Web page and app entries:
__________________________________________________
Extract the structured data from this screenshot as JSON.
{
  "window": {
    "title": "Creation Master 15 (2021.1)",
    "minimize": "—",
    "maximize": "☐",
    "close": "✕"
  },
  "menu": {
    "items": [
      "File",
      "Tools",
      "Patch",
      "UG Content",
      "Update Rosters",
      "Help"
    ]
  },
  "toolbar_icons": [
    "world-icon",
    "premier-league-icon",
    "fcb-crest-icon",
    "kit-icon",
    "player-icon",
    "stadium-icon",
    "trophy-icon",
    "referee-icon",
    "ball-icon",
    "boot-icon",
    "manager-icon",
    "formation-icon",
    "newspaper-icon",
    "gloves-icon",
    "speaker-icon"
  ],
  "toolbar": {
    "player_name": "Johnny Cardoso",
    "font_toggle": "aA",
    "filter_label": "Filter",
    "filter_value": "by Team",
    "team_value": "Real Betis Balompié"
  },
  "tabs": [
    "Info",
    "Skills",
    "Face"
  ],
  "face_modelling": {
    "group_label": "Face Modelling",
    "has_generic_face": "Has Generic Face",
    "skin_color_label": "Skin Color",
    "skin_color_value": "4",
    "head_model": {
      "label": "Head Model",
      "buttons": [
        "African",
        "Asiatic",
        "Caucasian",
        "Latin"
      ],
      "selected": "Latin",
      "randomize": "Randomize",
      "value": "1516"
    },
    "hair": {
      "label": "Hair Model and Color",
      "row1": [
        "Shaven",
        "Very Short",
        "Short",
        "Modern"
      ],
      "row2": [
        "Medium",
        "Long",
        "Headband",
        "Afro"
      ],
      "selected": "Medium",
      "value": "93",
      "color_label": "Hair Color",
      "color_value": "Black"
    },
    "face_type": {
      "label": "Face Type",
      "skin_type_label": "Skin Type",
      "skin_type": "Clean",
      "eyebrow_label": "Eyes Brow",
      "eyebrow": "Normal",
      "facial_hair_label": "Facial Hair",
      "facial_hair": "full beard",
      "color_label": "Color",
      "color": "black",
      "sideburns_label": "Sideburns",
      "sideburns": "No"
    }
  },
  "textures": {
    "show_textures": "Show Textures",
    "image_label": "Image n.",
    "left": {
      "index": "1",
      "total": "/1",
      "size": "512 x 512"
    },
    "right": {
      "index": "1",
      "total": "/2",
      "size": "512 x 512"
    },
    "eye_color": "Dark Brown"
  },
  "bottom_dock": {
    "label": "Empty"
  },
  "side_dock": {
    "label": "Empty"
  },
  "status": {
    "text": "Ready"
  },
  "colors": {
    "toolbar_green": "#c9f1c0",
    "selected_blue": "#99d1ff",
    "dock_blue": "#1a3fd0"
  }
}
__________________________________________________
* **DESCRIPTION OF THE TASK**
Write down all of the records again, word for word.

* **SOLVED PROBLEM**
Extract the structured data from this screenshot as JSON.
{
  "window": {
    "title": "Creation Master 15 (2021.1)",
    "minimize": "—",
    "maximize": "☐",
    "close": "✕"
  },
  "menu": {
    "items": [
      "File",
      "Tools",
      "Patch",
      "UG Content",
      "Update Rosters",
      "Help"
    ]
  },
  "toolbar_icons": [
    "world-icon",
    "premier-league-icon",
    "fcb-crest-icon",
    "kit-icon",
    "player-icon",
    "stadium-icon",
    "trophy-icon",
    "referee-icon",
    "ball-icon",
    "boot-icon",
    "manager-icon",
    "formation-icon",
    "newspaper-icon",
    "gloves-icon",
    "speaker-icon"
  ],
  "toolbar": {
    "player_name": "Johnny Cardoso",
    "font_toggle": "aA",
    "filter_label": "Filter",
    "filter_value": "by Team",
    "team_value": "Real Betis Balompié"
  },
  "tabs": [
    "Info",
    "Skills",
    "Face"
  ],
  "face_modelling": {
    "group_label": "Face Modelling",
    "has_generic_face": "Has Generic Face",
    "skin_color_label": "Skin Color",
    "skin_color_value": "4",
    "head_model": {
      "label": "Head Model",
      "buttons": [
        "African",
        "Asiatic",
        "Caucasian",
        "Latin"
      ],
      "selected": "Latin",
      "randomize": "Randomize",
      "value": "1516"
    },
    "hair": {
      "label": "Hair Model and Color",
      "row1": [
        "Shaven",
        "Very Short",
        "Short",
        "Modern"
      ],
      "row2": [
        "Medium",
        "Long",
        "Headband",
        "Afro"
      ],
      "selected": "Medium",
      "value": "93",
      "color_label": "Hair Color",
      "color_value": "Black"
    },
    "face_type": {
      "label": "Face Type",
      "skin_type_label": "Skin Type",
      "skin_type": "Clean",
      "eyebrow_label": "Eyes Brow",
      "eyebrow": "Normal",
      "facial_hair_label": "Facial Hair",
      "facial_hair": "full beard",
      "color_label": "Color",
      "color": "black",
      "sideburns_label": "Sideburns",
      "sideburns": "No"
    }
  },
  "textures": {
    "show_textures": "Show Textures",
    "image_label": "Image n.",
    "left": {
      "index": "1",
      "total": "/1",
      "size": "512 x 512"
    },
    "right": {
      "index": "1",
      "total": "/2",
      "size": "512 x 512"
    },
    "eye_color": "Dark Brown"
  },
  "bottom_dock": {
    "label": "Empty"
  },
  "side_dock": {
    "label": "Empty"
  },
  "status": {
    "text": "Ready"
  },
  "colors": {
    "toolbar_green": "#c9f1c0",
    "selected_blue": "#99d1ff",
    "dock_blue": "#1a3fd0"
  }
}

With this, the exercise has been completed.